PROBLEM REQUIREMENTS:
From the records below, pull each line that has "Jenis".

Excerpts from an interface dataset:
*** Begin section ***

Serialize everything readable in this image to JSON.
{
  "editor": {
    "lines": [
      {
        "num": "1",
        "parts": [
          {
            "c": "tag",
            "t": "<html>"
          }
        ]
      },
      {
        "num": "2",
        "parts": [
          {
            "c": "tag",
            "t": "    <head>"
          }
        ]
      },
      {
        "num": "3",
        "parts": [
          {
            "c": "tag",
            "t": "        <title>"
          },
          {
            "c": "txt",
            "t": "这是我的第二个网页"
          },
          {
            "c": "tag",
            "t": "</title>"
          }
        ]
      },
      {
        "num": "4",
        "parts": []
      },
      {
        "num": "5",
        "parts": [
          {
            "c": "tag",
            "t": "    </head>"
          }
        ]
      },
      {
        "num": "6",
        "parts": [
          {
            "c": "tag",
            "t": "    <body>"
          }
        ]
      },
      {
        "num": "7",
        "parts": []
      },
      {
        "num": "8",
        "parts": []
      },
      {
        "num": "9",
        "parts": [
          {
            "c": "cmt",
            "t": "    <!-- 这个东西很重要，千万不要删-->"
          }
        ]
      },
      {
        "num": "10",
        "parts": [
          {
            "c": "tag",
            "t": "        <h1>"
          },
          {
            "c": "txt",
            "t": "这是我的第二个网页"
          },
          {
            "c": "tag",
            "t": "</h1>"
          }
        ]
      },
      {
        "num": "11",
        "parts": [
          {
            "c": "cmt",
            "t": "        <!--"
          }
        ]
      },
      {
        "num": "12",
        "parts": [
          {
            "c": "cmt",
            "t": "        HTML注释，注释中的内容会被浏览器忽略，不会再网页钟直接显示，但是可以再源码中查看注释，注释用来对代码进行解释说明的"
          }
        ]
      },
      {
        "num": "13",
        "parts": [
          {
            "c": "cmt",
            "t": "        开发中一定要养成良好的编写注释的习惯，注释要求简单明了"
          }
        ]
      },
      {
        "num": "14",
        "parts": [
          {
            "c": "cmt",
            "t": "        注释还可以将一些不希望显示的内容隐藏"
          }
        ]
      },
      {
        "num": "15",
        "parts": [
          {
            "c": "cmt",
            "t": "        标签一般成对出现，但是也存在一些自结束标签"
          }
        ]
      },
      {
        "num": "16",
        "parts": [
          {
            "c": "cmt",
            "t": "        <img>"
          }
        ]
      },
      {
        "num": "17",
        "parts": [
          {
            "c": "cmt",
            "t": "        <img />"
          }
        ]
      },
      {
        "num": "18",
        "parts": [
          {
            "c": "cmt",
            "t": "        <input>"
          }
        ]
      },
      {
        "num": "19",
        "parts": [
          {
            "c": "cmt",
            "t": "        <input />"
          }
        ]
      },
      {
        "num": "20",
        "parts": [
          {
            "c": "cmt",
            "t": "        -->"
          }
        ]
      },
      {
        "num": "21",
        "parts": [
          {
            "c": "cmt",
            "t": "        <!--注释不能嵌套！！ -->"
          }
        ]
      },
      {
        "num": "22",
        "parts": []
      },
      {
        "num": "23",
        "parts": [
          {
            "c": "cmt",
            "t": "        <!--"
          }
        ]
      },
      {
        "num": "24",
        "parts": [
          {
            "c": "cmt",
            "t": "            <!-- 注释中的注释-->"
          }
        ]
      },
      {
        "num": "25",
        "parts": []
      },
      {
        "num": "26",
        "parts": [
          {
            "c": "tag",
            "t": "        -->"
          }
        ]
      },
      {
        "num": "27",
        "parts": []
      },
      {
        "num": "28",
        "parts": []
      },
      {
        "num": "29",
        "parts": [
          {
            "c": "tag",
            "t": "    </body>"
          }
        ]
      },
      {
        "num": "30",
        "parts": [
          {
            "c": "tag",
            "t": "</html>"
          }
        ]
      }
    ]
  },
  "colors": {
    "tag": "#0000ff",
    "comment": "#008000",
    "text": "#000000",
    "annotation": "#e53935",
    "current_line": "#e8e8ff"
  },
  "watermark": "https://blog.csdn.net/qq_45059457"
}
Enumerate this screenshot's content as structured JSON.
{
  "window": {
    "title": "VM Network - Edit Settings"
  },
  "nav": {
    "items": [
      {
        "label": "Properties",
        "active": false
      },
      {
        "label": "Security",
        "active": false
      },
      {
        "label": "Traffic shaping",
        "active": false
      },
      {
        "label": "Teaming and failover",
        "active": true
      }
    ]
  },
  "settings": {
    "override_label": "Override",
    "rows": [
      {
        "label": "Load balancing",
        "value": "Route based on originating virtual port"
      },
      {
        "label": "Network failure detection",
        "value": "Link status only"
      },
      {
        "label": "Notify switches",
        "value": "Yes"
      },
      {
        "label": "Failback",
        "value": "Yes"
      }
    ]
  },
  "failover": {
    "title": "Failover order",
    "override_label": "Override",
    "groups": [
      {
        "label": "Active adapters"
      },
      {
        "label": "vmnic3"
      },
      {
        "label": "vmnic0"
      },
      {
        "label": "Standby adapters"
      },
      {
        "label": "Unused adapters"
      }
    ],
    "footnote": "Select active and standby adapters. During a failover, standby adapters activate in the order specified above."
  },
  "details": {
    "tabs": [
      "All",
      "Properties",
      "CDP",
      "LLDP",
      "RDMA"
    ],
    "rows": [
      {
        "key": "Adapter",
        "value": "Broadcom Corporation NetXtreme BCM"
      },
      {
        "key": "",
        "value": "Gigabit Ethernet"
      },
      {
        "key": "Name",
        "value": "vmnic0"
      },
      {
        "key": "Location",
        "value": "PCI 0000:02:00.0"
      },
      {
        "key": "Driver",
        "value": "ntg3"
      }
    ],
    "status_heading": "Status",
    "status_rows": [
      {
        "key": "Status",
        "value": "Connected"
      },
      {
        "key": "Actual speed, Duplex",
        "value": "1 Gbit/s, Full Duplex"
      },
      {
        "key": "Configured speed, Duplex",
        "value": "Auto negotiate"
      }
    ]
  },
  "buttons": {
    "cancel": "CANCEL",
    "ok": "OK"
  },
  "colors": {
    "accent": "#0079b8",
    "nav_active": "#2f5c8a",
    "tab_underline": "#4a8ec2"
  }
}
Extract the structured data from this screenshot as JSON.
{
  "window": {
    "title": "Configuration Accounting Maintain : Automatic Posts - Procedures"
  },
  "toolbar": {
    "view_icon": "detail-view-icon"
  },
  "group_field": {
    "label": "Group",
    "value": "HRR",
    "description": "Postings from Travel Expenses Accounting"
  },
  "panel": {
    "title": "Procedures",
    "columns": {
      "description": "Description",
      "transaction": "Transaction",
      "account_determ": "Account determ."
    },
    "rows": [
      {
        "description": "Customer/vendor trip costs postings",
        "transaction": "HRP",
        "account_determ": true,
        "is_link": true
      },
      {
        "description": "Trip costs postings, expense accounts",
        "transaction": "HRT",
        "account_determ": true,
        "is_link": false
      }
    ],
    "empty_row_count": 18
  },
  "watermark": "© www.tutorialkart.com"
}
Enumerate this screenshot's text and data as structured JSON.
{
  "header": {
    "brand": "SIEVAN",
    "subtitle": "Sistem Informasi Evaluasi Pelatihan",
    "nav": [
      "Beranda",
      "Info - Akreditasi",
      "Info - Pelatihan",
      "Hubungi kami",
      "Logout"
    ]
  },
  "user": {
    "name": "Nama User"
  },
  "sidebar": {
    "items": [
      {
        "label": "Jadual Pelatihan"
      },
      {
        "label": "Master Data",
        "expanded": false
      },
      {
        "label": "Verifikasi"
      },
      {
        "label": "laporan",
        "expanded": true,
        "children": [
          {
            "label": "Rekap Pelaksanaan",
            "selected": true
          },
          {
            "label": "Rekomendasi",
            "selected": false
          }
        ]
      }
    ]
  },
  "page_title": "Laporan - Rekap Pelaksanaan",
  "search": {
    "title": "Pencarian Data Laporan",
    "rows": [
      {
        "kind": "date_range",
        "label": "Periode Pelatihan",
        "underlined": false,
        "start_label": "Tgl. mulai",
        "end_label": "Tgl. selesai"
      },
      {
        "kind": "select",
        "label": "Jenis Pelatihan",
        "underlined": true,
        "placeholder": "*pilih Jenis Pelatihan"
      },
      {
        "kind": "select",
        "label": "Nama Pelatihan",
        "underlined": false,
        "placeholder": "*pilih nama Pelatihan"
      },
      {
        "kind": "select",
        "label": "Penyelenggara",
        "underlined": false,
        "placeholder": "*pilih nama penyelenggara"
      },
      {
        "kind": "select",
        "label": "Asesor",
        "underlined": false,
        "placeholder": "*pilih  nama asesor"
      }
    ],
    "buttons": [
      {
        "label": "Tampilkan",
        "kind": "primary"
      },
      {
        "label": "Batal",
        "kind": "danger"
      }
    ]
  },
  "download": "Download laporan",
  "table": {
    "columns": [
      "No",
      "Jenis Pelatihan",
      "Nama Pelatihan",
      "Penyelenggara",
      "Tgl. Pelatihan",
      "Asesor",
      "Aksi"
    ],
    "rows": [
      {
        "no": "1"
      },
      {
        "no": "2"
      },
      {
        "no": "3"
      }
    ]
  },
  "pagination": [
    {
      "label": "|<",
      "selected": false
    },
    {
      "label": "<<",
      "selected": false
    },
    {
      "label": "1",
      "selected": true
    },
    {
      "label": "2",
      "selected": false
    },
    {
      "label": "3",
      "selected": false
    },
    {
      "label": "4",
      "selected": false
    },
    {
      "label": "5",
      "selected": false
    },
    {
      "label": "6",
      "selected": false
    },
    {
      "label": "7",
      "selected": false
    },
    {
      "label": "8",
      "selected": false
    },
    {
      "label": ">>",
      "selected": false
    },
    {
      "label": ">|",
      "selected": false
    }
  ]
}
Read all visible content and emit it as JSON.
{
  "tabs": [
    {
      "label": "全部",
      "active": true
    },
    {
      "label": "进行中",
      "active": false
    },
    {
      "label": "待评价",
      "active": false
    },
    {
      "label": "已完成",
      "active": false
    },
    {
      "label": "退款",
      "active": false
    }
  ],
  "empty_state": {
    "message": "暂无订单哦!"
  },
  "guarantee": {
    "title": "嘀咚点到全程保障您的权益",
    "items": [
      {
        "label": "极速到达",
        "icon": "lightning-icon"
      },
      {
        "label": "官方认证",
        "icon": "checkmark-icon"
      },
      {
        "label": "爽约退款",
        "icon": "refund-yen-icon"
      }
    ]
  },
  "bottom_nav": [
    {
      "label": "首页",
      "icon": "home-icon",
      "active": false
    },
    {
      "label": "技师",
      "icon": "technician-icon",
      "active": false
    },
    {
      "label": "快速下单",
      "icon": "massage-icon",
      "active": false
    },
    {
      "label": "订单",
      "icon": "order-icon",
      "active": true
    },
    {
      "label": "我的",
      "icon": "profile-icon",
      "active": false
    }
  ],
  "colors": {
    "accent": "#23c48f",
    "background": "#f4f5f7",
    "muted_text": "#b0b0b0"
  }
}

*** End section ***

WRITTEN ANSWER:
        "label": "Jenis Pelatihan",
        "placeholder": "*pilih Jenis Pelatihan"
      "Jenis Pelatihan",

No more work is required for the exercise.